Hello, all! This is the final set of notes from Natalie’s visit to the Ventura County Writer’s Weekend. I apologize that it’s taken us so very long to send it your way, but life has this way of doing things. Like getting in the way of desired productivity. Nevertheless, we have finished it, so here it is, with only minor edits done by myself! Enjoy, and check out the other works in this series if you’re just joining us and want to glean more of her insightful commentary!
Happy June! So remember like 5,000 years ago when I attended the Ventura County Writer’s Weekend and promised to write up my notes? Well, it’s about to end! This is the final installment, and it’s all about what literary agents want.
The panel was compromised of agents, including Toni Lopopolo of Toni Lopopolo Literary Management and Dana Newman of Dana Newman Literary, and both spent most of their time talking about the ever elusive what-do-agents-even-look-for question before telling general advice. But before we get to that have some general rules of thumb:
- With the internet, Google, and regular old networking, there are a half million ways to find agents and agencies. Any books or products connected to Writer’s Market or Publisher’s Marketplace are generally reliable.
- Submit your query in the format and manner an agent wants.
- Agents have fewer buyers because of the Big Six/Big Five, but e-books have ensured that more and more content is needed.
On a more personal note, if you want more information on how to approach agents and such, Chuck Sambuchino is like a god. Or even just read his “Secrets to Querying Literary Agents: 10 More Questions Answered” and you’ll already feel more confident.
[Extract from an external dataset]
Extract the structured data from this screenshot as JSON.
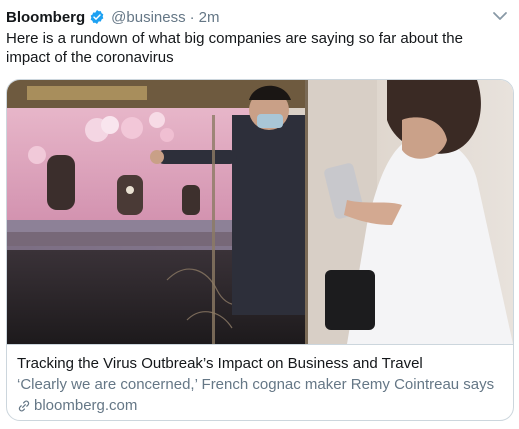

What Agents Want From Nonfiction Writers: The big thing that was repeated over and over was that agents are looking for issue-based texts with an easily identifiable audience that will specifically buy this book. The more literary your prose (read: academic), the narrower your audience will be. Agents want to know what gap are you filling or problems you are solving with your book. Why are you qualified to write on this topic? Do you have a social media presence and are you engaged with your potential audience’s community? Trends take hold of cultural consciousness and run with it: does your topic contribute to a trend in a unique way? “Crossovers” or books that intersect two separate topics are also popular: think of those books that can be shelved in two different places in a library, like a cookbook that also discusses the history behind the recipes. On the flip side, the market is saturated with “recovery” stories. Overall, authors that have a strong platform, ability to contact/connect with their audience, and a marketing plan will be preferred. As far as you choosing an agent, keep your mind open to agents that focus on smaller publishers: they often have contacts with the specific markets your audience inhabits.
What Agents Want From Fiction Writers: The most prominent advice here was to have a good story that grabs a reader in the beginning; one where the characters, their emotion, their development, and the dialogue tap into the natural narrative instinct of the human brain. Use active verbs and keep up the pace. Make sure your grammar shines—though don’t use your old English teacher as your editor, but rather someone who works in publishing. Basically, agents want writers who know their craft. It was repeated over and over in this panel, for both fiction and nonfiction. The popular trends right now are paranormal, chick lit, and romance, but you must know your stuff no matter what genre you’re writing in. An online presence is a requirement. And, like with the nonfiction writers, keep your mind open to smaller publishers, who give more personal attention to their writers and are generally less overworked than their big publisher counterparts.
The rest of their advice goes to all types of authors, mostly about the legal and contractual aspect of writing. I put these in bullet points for ease of reading:
- If you’re going to work with anyone involving money, make sure to get a contract, including with your co-author, ghost writer, or any other freelancers. A professional will have one on hand, or you can write your own.
- If you have a really good idea for a book, but have trouble actually writing the thing, consider setting up shop with a co-author or hiring a ghost writer.
- Always get your work copyrighted. Make it a priority.
- A publisher should offer you an author contract when they sign you on. This is a written agreement between you and the publisher. Part of the contract grants the publishing rights to the publisher, and for this bit, make sure there is a time limit. Sometimes publishers buy the rights to a work, but then sit on it forever, particularly with e-rights—a time limit will ensure they do something before it runs out, as then the rights revert back to you, the author.
- When you go to a publisher, set an advance. An advance is essentially a loan—a publisher pays you $XX,XXX, trusts that your book sales will make at least this much, and you pay them back through your royalties. If you don’t make that much, you have to give it back, unfortunately, but fairly. Large publishing companies usually take 25% of the net profits.
- If you use quotes, photos, or other materials not created by you or featuring someone’s face, you may need to seek legal permission to use that other creative work/image. Gaining permission can be very tricky, but if the publishing company asks you to, please please please do your utmost to gain it. Speaking from personal experience in a real live Editorial Department, permissions is one of the most maddening and tedious parts of an Editorial Assistant’s job, and they love the author who helps them. If you want to avoid the process altogether, only use works and images already in the public domain and free photo websites.
Aaaaaaaaaand that was the end of the panel! Thank you for sticking with this series—I can’t believe it took more than year to finish!